Minimum Wage Ordinances
December 4, 2014 by Sheila Sexton
The current minimum wage for the State of California is $9.00 and is scheduled to increase to $10.00 on January 1, 2016. San Francisco, Oakland and Richmond recently passed ordinances raising the minimum wage for work performed in each city. San Jose already has a minimum wage ordinance in effect. If an employee works at least two hours per week in a city, they must be paid the city’s minimum wage for all hours worked in that city. Below is a description of each ordinance:
Voters approved the San Francisco ordinance, Proposition J, on November 4, 2014. The San Francisco minimum wage will increase according to the following schedule:
January 1, 2015: $11.05
May 1, 2015: $12.25
July 1, 2016: $13.00
July 1, 2017: $14.00
July 1, 2018: $15.00
Following 2018, the minimum wage will be increased yearly on July 1, in accordance with the Consumer Price Index (CPI).
Voters approved the Oakland ordinance on November 4, 2014. This ordinance has three main components, which include:
1) Establishing a minimum wage in the city of Oakland of $12.25 per hour beginning on March 2, 2015, and increasing annually on January 1st, based on increases in the CPI.

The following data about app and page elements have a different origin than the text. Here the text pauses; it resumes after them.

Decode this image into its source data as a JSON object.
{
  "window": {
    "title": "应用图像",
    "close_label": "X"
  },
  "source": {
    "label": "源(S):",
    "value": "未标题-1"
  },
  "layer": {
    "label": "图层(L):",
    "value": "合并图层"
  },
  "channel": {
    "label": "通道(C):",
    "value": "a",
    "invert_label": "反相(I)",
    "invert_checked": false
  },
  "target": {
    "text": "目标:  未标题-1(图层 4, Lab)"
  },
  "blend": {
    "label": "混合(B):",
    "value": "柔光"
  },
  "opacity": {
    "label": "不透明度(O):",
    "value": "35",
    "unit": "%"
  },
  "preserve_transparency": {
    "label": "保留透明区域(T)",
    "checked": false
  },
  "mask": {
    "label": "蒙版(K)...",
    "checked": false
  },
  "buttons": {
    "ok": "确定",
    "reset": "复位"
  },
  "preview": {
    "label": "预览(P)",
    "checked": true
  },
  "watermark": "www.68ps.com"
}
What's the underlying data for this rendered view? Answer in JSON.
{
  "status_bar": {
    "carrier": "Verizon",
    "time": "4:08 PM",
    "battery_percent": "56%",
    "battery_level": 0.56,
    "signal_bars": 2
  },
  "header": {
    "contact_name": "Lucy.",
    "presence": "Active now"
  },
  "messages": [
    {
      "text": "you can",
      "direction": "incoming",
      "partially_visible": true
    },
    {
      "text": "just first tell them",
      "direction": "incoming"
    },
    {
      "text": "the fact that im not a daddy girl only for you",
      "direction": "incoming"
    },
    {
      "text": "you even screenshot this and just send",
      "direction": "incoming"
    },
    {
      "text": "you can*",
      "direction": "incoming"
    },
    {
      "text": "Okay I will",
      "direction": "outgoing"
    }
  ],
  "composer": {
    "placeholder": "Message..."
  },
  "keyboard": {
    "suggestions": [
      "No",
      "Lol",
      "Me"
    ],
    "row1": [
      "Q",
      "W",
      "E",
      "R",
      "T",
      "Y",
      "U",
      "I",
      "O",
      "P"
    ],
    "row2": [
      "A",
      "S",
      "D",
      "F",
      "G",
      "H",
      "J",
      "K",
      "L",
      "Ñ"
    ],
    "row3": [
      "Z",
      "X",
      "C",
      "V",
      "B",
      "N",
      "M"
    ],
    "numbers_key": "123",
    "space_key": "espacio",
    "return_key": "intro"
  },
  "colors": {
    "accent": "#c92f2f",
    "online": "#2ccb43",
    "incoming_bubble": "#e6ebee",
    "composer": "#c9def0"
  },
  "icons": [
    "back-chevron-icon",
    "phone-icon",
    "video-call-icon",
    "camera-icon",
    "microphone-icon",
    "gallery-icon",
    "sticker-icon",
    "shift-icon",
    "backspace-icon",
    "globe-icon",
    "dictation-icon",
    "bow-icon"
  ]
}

2) Requiring employers in Oakland to provide paid sick leave to their employees beginning March 2, 2015.
- Employees will accrue one (1) hour of paid sick leave for every 30 hours they work.
- Employees may use paid sick leave for the employee’s own illness or injury or to care for certain family members who are injured or ill. Family members included are: Child, parent, legal guardian or ward, sibling, grandparent, grandchild, spouse, registered domestic partner, or child of domestic partner. If the employee has no spouse or domestic partner, the employee can designate one person for whom they can use sick leave for in lieu of a spouse or domestic partner.
- Hospitality employers (meaning employers who own, control or operate any part of a hotel, restaurant or banquet facility in Oakland) who collect service charges from customers are required to pay all such service charges to their hospitality workers. Service charges include charges billed to customers for employee services, such as baggage carrying and room service delivery charges.
The Richmond City Council approved the Richmond ordinance on June 17, 2014, raising the minimum wage incrementally by year as follows:
Following 2019, the minimum wage increase will be linked to the previous year’s CPI.
If the employer pays at least $1.50 per hour per employee towards an employee medical benefit plan, the employer may pay the employee $1.50 less than the minimum wage.
The Richmond ordinance excludes employers who pay for less than 800 hours of employee labor during a given two week period.
San Jose passed a minimum wage ordinance in 2012 that went into effect in January 2014. The San Jose minimum wage is set to increase from $10.15 to $10.30 on January 1, 2015.
Waiver in Collective Bargaining Agreement
All four ordinances contain a provision allowing for waiver, but only if the waiver is set forth in a collective bargaining agreement in clear and unambiguous terms. For example:
Effective [DATE], this collective bargaining agreement expressly waives and deems inapplicable the [CITY] minimum wage ordinance.
Federal regulations require that the employee’s overtime rate be calculated based on an employee’s single workweek. If an employee is paid at varying hourly rates during a single workweek, the employee must be paid an overtime rate based on the weighted average of such rates. This is computed by taking the employee’s total compensation for that workweek divided by the total number of hours worked in that week.
Please feel free to contact our law offices in Oakland or Sacramento if you have any questions or need further clarification regarding the new minimum wage ordinances in the state of California. Our attorneys are available to advise and represent both individuals and unions in matters of jobs rights related to wages and other working conditions such as harassment and discrimination.
The material on this website is provided by Beeson, Tayer & Bodine for informational purposes only and does not constitute legal advice. Readers should consult with their own legal counsel before acting on any of the information presented. Some of the articles are updated periodically, and are marked with the date of the last update. Again, readers should consult with their own legal counsel for the most current information and to obtain professional advice before acting on any of the information presented.